Michael Faraday was the first major researcher to recognize the existence of a field. He applied it to electrostatics because of its relationship with the existing research.
There are two major types of fields, scalar fields and vector fields. They are essentially opposites of one another.
In a scalar field, you'll find a magnitude but no direction.
Like when you stand near a campfire, you feel the heat, but there's no real sense of direction of where the heat is headed.
Moving closer and further away from it with a thermometer allows you to see a different temperature, but it's hard to measure where the heat goes.
Being able to measure direction is one of the key elements of a vector field.
In a vector field, you can measure the pull or push from the source of the electrical element. There will be a center of mass toward which another mass will be pushed or pulled.
Electric fields are vector fields that essentially exist around just about any charge at all, whether it's positive or negative.
If you put one charge near a second charge, the two fields will touch one another and exert a measurable force.
The field itself isn't a force, but it exerts a force. When you see a person pushing a sled up a hill, they are exerting a force, but they are not "a force."

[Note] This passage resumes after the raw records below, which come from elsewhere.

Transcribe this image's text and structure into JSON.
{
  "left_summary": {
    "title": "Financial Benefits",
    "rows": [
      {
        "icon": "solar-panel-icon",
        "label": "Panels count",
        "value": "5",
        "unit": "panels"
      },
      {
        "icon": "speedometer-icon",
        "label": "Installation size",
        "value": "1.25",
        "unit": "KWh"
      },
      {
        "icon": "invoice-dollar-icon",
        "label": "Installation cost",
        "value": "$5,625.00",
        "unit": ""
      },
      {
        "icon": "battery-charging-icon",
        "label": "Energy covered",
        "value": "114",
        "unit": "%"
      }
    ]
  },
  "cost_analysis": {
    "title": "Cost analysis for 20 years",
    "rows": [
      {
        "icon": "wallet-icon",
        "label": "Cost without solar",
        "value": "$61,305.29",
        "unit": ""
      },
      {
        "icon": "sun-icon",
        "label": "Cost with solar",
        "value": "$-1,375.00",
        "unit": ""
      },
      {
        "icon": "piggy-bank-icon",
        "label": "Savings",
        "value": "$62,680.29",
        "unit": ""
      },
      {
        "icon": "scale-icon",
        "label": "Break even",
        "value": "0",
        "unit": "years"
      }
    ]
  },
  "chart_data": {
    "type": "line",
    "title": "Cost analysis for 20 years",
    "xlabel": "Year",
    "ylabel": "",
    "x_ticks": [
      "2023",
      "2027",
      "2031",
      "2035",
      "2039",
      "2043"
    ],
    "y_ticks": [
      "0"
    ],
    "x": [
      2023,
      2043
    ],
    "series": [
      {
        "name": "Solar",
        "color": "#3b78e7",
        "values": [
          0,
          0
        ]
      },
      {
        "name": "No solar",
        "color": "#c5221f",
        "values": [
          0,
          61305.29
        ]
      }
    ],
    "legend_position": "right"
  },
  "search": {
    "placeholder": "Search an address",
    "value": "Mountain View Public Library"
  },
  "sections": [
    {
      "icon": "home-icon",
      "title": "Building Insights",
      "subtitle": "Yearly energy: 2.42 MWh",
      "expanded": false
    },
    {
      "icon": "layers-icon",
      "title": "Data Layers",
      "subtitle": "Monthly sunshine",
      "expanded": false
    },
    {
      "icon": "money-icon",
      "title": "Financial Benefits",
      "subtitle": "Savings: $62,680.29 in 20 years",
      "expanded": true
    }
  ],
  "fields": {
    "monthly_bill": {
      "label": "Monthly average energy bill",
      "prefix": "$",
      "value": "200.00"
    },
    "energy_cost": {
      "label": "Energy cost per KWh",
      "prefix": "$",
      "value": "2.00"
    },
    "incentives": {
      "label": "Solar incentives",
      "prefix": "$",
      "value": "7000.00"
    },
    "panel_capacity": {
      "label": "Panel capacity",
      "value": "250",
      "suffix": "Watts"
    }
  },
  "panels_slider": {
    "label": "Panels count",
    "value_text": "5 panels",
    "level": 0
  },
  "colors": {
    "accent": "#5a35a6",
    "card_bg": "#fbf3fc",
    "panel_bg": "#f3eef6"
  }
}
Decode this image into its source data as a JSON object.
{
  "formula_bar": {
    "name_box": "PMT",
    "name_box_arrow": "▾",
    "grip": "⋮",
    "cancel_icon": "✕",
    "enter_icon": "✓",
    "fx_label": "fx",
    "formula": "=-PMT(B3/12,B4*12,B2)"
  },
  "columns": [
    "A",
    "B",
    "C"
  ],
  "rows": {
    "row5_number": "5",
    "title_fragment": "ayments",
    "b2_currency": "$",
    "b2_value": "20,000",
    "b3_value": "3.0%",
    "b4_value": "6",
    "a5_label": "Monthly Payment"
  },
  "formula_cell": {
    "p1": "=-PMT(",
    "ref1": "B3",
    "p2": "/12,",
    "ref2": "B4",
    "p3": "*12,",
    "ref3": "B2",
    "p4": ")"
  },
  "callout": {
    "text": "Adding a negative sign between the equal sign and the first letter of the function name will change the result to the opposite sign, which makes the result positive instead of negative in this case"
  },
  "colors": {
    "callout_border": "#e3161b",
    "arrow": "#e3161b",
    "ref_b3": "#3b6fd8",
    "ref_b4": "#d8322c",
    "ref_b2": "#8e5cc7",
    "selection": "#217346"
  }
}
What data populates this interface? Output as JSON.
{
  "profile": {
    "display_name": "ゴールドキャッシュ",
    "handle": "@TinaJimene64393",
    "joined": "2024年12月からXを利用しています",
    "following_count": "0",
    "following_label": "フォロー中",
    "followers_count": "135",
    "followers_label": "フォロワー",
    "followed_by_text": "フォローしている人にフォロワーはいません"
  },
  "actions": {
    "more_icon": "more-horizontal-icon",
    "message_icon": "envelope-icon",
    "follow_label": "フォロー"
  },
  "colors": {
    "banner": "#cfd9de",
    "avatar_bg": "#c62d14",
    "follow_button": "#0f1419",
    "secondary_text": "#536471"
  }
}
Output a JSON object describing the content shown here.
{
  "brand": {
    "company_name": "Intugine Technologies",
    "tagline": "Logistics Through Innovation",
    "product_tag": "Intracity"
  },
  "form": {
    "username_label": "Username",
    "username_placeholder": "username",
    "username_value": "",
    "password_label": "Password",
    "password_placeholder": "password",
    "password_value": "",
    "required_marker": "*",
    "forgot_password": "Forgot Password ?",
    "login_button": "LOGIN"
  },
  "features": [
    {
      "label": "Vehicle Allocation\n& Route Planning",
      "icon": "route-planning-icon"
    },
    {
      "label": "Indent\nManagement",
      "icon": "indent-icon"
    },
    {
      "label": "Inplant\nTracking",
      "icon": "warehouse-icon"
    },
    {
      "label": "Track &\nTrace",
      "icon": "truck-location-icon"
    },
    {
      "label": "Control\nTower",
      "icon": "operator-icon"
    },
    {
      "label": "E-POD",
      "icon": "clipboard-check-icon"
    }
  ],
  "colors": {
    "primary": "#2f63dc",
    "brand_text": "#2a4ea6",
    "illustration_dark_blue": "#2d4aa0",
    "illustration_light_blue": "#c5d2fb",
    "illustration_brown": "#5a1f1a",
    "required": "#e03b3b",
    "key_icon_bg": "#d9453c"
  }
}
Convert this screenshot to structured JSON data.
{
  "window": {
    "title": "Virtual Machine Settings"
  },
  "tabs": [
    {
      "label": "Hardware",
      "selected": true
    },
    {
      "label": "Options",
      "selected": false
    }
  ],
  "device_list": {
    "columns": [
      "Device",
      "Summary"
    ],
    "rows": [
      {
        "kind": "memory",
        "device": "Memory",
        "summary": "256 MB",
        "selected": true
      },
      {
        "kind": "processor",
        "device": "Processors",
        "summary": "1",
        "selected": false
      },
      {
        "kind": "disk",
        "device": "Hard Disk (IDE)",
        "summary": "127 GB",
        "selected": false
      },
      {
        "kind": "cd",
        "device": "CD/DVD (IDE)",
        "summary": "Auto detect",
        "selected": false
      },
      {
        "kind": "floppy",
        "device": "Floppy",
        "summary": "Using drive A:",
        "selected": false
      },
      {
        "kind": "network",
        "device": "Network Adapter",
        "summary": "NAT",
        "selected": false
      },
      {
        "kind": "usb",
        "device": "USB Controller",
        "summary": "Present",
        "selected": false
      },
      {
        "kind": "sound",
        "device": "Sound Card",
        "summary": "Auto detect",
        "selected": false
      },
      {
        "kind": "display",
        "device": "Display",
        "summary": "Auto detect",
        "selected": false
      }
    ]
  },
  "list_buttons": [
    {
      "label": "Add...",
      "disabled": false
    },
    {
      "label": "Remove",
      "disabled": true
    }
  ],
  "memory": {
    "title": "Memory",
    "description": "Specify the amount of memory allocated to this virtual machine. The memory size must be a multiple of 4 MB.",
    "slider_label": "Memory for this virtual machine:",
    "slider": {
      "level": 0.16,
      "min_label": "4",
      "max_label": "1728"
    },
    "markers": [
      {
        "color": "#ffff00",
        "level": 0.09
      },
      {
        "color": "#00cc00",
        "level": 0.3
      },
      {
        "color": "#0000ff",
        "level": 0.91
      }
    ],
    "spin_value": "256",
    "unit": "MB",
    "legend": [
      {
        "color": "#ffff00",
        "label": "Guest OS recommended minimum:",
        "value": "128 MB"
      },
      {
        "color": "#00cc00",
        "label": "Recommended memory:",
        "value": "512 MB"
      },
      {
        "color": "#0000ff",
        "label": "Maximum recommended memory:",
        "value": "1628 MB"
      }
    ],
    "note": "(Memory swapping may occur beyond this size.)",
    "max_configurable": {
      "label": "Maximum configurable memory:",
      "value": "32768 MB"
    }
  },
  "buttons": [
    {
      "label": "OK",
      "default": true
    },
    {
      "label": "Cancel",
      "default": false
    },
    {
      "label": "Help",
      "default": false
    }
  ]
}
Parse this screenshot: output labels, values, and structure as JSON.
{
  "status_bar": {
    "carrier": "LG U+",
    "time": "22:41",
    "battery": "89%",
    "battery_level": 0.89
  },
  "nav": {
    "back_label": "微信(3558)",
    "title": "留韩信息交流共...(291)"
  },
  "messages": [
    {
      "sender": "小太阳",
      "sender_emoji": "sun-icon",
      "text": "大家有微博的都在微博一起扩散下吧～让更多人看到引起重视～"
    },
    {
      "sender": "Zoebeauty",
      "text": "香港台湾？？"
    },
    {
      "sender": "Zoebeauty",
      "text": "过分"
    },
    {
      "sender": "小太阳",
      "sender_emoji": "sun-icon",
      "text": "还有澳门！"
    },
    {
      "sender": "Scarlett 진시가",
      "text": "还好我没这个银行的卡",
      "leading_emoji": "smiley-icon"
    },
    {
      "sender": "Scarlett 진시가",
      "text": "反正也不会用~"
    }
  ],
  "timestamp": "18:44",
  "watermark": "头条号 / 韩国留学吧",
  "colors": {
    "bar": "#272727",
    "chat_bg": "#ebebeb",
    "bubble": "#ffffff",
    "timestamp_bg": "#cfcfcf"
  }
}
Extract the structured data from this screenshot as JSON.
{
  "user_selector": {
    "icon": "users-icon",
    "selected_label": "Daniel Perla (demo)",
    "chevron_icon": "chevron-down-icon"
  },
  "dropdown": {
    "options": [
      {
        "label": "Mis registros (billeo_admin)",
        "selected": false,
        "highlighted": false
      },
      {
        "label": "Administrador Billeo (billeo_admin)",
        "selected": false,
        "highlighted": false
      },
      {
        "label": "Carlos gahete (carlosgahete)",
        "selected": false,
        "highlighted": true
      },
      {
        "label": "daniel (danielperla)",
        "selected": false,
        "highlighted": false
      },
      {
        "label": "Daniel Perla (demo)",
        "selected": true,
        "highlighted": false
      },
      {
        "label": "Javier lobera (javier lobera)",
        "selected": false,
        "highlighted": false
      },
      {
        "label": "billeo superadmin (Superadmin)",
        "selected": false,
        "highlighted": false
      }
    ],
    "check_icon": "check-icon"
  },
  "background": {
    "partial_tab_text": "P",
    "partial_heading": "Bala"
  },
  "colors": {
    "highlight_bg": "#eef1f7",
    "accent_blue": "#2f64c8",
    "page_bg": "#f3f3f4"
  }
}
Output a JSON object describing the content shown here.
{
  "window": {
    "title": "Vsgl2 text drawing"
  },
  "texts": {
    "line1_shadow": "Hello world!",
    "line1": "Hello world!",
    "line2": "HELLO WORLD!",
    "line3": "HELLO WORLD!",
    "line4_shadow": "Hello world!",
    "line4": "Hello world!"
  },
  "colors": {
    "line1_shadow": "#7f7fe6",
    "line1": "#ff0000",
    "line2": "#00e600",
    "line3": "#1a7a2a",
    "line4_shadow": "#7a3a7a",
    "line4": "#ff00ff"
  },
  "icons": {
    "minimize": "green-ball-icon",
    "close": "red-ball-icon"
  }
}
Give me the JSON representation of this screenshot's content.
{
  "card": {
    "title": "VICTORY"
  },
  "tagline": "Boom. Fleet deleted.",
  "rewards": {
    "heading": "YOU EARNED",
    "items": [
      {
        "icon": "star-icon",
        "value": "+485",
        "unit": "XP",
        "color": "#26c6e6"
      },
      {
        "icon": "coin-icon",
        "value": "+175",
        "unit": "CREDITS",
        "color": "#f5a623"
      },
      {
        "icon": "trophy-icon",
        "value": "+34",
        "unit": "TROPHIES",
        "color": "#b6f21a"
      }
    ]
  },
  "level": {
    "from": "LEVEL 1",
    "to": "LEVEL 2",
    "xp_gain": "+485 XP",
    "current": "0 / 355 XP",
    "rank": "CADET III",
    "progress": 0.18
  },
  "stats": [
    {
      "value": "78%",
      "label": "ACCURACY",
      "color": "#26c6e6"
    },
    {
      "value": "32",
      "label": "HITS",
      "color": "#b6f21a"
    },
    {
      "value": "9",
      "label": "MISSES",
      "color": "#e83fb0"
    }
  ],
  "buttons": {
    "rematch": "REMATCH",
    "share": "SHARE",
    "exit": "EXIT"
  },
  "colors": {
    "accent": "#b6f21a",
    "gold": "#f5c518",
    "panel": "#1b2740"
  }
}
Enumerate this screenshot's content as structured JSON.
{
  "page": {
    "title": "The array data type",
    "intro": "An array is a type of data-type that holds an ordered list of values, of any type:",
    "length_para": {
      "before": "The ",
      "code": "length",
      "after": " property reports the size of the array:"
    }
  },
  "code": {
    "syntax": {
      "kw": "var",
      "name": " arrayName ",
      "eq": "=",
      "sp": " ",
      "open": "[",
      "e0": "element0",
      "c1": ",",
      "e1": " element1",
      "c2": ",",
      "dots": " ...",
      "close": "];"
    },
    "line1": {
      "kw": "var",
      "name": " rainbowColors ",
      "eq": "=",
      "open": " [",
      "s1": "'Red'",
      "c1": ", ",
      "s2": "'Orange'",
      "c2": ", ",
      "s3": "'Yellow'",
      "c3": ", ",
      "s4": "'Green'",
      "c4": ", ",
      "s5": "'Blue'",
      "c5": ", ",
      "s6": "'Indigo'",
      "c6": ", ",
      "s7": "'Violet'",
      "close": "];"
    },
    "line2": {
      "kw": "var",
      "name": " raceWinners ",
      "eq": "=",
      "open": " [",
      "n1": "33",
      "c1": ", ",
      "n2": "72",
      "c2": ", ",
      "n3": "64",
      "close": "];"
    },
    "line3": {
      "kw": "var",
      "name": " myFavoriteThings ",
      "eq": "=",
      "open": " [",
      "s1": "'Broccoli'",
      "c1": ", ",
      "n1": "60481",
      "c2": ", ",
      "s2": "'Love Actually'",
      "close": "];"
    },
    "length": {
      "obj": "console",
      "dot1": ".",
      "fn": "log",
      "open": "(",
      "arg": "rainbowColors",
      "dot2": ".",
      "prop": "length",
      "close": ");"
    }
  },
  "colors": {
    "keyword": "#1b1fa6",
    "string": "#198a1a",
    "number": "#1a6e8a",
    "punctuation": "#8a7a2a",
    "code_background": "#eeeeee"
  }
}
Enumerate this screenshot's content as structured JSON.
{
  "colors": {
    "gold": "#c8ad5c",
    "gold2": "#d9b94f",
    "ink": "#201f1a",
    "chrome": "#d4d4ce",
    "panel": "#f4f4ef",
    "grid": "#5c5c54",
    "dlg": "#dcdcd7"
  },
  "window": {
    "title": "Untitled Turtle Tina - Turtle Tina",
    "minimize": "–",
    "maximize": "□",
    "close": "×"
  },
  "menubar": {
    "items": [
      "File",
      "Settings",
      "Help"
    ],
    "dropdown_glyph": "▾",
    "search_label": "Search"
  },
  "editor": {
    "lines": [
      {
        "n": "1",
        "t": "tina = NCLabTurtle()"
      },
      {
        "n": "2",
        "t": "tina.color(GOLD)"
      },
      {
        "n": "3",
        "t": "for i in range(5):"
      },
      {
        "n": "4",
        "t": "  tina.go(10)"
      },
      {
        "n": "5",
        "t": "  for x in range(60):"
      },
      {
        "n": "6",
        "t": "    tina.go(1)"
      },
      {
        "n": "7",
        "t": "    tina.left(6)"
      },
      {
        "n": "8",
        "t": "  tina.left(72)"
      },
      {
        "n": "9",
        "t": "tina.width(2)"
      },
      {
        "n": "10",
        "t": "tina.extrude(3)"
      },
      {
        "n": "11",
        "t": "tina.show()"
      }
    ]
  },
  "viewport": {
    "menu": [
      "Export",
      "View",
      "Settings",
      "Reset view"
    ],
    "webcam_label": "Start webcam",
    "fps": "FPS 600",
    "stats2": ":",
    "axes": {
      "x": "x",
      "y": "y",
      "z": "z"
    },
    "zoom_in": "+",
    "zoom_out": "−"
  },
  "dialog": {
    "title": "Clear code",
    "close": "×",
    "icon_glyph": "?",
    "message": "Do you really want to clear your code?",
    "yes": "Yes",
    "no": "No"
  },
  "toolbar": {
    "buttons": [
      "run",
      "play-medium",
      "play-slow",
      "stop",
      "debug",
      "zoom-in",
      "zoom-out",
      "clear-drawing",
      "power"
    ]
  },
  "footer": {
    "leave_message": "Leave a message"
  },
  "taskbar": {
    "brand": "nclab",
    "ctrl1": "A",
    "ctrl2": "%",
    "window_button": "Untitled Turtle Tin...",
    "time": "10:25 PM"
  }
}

Physicists now have a mathematical method of showing a force transferred over a distance without anything touching another thing.